The best bakery in all of France was closed.  The patisserie that Queen Victoria frequented is closed.  It cost me many Euros to finally get a croissant with jelly.  And I only had a few hours sleep the night before on top of it.  I think I’ll go back to Antibes.  It’s always nice to get back to Antibes.

Antibes- a street leading to my house

Antibes- a street leading to my house

  • Patty says:

    Loved as always. But the print needs to be a little darker. Hard to read, Dear Vickie. When are you coming home?

  • Sosnut says:

    That was a hard day.
    Being closed on Sundays and Mondays is a characteristic of old-school shops, I suppose that the guidebooks should mention it.

    People don’t eat croissants with jam or jelly in France. (Truth is, some actually do it, but it is considered decadent). The rationale is that it would hide the taste of the croissant.
    So they don’t sell jam with croissant (only with bread). A shop owner might accommodate your request, but a mere employee doesn’t know what to do with such an unexpected demand.

  • Naomi says:

    I love it!! This is hysterical!! How about accepting the fact that you weren’t going to have jam with your croissant & just enjoying it as it was made.. probably that morning!
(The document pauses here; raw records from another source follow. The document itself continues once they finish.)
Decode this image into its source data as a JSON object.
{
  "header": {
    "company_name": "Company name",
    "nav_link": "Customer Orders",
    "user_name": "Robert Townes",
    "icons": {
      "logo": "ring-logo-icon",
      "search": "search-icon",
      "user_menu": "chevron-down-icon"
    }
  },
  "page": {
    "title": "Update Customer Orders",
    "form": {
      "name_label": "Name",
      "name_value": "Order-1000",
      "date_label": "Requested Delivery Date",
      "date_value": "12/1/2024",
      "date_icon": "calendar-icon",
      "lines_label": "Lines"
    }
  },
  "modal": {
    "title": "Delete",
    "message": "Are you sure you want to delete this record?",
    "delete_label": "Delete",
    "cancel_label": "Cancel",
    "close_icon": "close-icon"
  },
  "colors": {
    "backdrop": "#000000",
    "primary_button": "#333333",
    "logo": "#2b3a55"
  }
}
Whenever I come up against something that is proving “all too hard” I try to remember to accept the lesson & let it go.. lovely.. something else comes along & I enjoy that instead. Something is always going to give & we can’t fit it all in. When in Rome.. don’t have a cappuccino in the afternoon!! By the way, I’d love to work at those shops, Sunday & Monday guaranteed off & civilised hours, sucked in tourists, workers/owners comfort first!